  • Consider hosting virtual gatherings or other activities that can be easily accessed remotely to engage the hybrid workforce.
  • Provide volunteer opportunities to enable employees to connect outside work hours while deepening community/civic engagement.

Promote Inclusivity

  • Create an inclusive work environment where all employees feel valued, respected and included. Promote diversity and equity initiatives that celebrate differences and create opportunities for individuals from diverse backgrounds to connect and collaborate.
  • Consider implementing employee recognition programs to celebrate your employees’ hard work and further reinforce a caring and inclusive environment.

Support Mentorship and Peer Support Programs

  • Implement mentorship programs that pair employees with more experienced colleagues who can provide guidance, support and career development opportunities. Peer support programs can also be beneficial, allowing employees to connect with peers facing similar challenges and share resources and advice.
  • Mentorship and peer support programs can be especially beneficial for newly hired employees who are still becoming familiar with the company culture and their role.

Provide Flexible Work Arrangements

  • Offer flexible work arrangements. Remote work and flexible scheduling can help employees balance work and personal responsibilities while maintaining social connections with their colleagues.
  • Be mindful that hybrid or fully remote employees may require different methods of employer support than their in-person counterparts (fewer face-to-face interactions in the workplace warrant a greater effort needed to create opportunities for social engagement and connectedness).

Organizations can create a supportive and inclusive environment where employees feel valued, engaged and fulfilled by prioritizing cultivating positive social relationships and implementing strategies to strengthen social connections in the workplace. Investing in social connection not only improves employee satisfaction and productivity, but also fosters a positive organizational culture that attracts and retains top talent.


Take a deeper dive with co-author Jenny Coutu as highlights even more examples of how employers can build social connection among their employees.

Loneliness Prevalence and Health Effects Sources:

Holt-Lunstad, Julianne & Smith, Timothy & Baker, Mark & Harris, Tyler & Stephenson, David. (2015). Loneliness and Social Isolation as Risk Factors for Mortality: A Meta-Analytic Review. Perspectives on Psychological Science. 10. 227-237. 10.1177/1745691614568352.

Perissinotto CM, Stijacic Cenzer I, Covinsky KE. Loneliness in older persons: a predictor of functional decline and death. Arch Intern Med. 2012 Jul 23;172(14):1078-83. doi: 10.1001/archinternmed.2012.1993. PMID: 22710744; PMCID: PMC4383762.11. Meta-Gallup Global State of Social Connections

When the Loneliness Epidemic meets a Global Pandemic…What Happens to Work? | Business Group on Health (

Loneliness in America: How the Pandemic Has Deepened an Epidemic of Loneliness — Making Caring Common (

1. BusinBruce LD, Wu JS, Lustig SL, Russell DW, Nemecek DA [2018]. Loneliness in the United States: a 2018 national panel survey of demographic, structural, cognitive, and behavioral characteristics.
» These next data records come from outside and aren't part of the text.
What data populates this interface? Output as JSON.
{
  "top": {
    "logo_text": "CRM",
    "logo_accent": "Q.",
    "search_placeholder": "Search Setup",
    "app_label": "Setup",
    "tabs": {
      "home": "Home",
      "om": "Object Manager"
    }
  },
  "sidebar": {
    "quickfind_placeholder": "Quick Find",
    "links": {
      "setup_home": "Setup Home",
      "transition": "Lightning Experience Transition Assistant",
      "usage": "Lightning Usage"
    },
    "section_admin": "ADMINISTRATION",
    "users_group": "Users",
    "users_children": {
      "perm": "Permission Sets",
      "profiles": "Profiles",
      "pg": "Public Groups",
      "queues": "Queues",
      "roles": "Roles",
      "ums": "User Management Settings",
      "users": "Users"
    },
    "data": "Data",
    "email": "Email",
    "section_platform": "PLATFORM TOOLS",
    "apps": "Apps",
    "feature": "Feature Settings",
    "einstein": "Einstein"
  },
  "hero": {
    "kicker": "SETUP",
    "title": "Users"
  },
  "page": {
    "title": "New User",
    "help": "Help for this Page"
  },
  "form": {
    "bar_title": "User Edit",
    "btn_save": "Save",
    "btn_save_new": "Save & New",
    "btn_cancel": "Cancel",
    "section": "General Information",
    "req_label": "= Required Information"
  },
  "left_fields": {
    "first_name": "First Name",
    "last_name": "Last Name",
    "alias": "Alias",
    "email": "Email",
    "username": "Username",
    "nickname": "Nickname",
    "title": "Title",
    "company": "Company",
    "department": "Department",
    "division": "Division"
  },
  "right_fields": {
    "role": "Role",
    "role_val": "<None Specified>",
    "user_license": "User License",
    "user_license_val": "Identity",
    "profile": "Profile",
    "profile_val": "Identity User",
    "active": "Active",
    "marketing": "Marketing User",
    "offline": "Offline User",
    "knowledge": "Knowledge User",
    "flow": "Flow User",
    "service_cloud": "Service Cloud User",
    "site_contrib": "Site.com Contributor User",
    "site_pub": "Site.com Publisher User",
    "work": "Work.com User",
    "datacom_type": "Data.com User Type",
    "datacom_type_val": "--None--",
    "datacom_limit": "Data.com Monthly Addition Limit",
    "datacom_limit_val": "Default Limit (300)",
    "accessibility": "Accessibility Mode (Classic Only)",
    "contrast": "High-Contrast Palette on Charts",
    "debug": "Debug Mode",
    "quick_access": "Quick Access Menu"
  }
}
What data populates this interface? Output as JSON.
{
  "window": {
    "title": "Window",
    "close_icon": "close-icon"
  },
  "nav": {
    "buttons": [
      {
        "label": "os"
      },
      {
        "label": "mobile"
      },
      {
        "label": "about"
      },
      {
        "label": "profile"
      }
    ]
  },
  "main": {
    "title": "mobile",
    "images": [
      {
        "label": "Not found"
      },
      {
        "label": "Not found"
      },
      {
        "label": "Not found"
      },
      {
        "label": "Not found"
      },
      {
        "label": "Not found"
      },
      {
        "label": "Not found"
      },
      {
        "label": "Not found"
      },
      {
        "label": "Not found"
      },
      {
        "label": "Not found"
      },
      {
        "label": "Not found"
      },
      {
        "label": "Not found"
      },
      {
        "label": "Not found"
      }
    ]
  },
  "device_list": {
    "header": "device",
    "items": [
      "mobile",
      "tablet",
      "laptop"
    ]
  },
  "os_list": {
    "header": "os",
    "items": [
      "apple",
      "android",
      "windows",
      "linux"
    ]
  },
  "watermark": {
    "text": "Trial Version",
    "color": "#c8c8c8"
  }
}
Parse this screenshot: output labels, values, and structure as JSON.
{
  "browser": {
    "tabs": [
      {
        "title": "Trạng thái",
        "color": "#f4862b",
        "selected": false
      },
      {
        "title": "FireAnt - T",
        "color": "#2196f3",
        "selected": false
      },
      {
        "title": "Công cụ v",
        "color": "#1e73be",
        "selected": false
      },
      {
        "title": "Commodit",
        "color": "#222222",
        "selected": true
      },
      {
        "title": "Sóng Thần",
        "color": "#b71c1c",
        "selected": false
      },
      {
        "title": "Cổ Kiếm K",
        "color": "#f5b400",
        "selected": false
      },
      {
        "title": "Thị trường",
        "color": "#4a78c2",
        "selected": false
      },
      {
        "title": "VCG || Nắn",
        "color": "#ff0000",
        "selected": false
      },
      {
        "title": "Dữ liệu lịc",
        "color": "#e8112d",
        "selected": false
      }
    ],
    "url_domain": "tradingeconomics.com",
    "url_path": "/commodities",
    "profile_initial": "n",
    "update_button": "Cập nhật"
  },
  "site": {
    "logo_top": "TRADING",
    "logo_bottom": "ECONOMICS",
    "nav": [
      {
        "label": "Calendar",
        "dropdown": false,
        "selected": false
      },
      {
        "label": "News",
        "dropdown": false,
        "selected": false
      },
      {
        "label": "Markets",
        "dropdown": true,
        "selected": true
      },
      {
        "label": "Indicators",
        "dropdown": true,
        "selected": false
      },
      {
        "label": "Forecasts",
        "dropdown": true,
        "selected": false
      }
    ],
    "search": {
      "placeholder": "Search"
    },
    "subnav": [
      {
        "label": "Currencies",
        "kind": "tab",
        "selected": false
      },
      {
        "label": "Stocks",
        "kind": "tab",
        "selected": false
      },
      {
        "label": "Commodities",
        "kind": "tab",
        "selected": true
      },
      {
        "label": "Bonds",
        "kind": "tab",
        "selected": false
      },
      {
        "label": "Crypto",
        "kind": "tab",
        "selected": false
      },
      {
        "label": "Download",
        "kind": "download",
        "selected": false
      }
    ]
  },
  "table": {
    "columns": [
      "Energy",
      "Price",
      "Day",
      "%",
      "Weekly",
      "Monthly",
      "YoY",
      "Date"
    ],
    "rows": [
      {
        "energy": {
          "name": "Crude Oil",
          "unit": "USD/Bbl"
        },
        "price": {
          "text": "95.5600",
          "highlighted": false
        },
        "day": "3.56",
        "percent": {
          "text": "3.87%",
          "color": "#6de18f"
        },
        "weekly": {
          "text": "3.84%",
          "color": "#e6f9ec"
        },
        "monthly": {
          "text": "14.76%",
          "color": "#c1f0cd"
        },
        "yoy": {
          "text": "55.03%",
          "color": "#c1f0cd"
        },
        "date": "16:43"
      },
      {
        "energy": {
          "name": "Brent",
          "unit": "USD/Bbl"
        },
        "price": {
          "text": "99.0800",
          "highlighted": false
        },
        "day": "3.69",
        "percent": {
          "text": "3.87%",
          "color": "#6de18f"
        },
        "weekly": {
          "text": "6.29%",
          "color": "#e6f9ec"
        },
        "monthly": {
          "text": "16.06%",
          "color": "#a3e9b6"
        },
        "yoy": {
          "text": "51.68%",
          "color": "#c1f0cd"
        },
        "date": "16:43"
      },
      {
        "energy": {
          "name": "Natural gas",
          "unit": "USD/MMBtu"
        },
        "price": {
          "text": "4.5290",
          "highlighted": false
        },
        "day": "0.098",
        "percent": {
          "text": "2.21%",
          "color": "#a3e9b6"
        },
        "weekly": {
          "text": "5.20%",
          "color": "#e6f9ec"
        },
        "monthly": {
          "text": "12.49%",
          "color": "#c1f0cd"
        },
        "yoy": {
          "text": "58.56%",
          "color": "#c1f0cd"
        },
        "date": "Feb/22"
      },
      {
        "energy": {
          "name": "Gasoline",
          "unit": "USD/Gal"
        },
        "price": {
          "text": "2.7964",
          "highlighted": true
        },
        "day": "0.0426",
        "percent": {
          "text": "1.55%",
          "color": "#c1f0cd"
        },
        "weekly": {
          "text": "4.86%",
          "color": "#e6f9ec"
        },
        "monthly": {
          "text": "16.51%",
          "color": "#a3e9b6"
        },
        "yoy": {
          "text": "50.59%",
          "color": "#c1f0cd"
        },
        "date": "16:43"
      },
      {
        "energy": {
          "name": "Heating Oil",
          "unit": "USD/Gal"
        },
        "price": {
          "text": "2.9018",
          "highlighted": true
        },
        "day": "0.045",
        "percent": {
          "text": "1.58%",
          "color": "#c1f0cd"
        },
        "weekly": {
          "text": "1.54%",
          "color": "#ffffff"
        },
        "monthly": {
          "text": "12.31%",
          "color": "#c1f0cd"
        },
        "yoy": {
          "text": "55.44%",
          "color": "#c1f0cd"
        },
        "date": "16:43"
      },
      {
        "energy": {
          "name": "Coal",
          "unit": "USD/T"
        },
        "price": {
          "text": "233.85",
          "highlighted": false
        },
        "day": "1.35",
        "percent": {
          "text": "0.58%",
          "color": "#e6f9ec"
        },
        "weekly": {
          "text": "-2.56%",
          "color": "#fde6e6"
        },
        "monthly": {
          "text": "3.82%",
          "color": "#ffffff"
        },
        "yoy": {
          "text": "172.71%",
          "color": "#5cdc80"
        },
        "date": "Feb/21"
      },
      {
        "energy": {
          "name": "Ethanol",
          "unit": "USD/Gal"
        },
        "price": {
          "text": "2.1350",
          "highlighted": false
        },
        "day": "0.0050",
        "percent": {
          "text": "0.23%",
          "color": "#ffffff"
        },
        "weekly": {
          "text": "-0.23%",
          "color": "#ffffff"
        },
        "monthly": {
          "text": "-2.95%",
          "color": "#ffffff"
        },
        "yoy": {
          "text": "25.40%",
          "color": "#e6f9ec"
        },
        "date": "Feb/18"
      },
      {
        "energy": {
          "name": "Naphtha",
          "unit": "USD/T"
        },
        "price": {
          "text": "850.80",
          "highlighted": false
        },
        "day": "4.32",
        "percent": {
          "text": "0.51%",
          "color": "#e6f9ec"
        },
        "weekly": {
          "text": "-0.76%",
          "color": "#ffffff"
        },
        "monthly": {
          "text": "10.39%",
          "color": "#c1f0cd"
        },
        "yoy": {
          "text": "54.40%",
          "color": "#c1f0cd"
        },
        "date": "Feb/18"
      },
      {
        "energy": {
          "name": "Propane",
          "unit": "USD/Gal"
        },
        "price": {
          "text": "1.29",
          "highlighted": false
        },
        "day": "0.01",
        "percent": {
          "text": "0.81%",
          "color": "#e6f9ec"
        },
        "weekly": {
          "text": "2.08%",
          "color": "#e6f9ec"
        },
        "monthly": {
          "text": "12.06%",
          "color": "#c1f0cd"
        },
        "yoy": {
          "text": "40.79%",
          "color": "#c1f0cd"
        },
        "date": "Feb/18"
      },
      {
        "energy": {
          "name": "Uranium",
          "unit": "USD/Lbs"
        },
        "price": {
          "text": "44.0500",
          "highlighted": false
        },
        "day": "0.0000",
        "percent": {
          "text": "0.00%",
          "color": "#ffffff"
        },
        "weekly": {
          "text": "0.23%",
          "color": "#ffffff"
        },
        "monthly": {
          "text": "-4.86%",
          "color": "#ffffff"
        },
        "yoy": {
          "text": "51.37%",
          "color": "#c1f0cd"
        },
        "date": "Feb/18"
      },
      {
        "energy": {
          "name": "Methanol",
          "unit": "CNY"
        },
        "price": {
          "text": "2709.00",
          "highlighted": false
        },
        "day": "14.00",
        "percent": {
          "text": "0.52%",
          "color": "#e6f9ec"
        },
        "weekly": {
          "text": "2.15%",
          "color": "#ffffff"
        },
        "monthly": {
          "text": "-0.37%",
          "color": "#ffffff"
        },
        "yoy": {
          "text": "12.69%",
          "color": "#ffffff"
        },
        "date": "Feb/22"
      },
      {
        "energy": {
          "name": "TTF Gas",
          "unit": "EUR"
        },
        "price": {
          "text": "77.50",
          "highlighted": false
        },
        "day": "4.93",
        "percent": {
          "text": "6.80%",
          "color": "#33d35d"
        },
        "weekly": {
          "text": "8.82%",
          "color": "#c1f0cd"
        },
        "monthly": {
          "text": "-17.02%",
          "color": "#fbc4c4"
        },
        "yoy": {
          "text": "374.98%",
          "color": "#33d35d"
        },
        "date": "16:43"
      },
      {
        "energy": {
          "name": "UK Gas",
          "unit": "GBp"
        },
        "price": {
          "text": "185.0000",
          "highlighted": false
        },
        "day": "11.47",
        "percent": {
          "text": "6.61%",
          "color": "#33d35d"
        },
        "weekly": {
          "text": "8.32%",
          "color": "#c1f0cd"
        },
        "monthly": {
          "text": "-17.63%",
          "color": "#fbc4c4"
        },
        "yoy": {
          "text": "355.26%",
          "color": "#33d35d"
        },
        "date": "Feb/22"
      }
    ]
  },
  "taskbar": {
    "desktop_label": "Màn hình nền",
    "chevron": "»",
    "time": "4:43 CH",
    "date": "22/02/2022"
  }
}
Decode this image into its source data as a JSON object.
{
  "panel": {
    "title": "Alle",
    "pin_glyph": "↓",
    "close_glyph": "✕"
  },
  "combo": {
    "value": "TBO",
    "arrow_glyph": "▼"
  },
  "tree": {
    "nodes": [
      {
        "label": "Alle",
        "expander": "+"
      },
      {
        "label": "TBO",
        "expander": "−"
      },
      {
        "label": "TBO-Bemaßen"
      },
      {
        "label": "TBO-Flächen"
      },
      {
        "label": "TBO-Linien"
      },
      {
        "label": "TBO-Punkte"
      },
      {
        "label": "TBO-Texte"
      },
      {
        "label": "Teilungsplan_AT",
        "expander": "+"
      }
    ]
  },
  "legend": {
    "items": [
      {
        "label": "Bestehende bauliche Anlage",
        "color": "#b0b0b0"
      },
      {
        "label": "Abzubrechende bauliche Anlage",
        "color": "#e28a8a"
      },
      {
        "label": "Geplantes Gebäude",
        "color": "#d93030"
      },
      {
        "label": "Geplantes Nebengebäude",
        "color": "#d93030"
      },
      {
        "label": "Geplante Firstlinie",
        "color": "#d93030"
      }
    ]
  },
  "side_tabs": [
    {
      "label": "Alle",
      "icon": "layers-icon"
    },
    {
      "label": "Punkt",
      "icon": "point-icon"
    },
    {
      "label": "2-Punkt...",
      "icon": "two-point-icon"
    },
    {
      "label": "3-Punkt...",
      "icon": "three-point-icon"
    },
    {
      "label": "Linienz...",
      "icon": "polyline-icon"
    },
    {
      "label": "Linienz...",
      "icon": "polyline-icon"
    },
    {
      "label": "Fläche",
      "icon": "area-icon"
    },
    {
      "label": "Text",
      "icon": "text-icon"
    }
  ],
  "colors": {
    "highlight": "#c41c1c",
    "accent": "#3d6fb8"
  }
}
Am J Health Promot 33(8):1123–1133.
2. Bruce LD, Wu JS, Lustig SL, Russell DW, Nemecek DA [2018]. Loneliness in the United States: a 2018 national panel survey of demographic, structural, cognitive, and behavioral characteristics. Am J Health Promot 33(8):1123–1133.

Dr. Joel Axler MD

National Behavioral Health Leader

Jenny Coutu


Caroline Peters


Liz Reed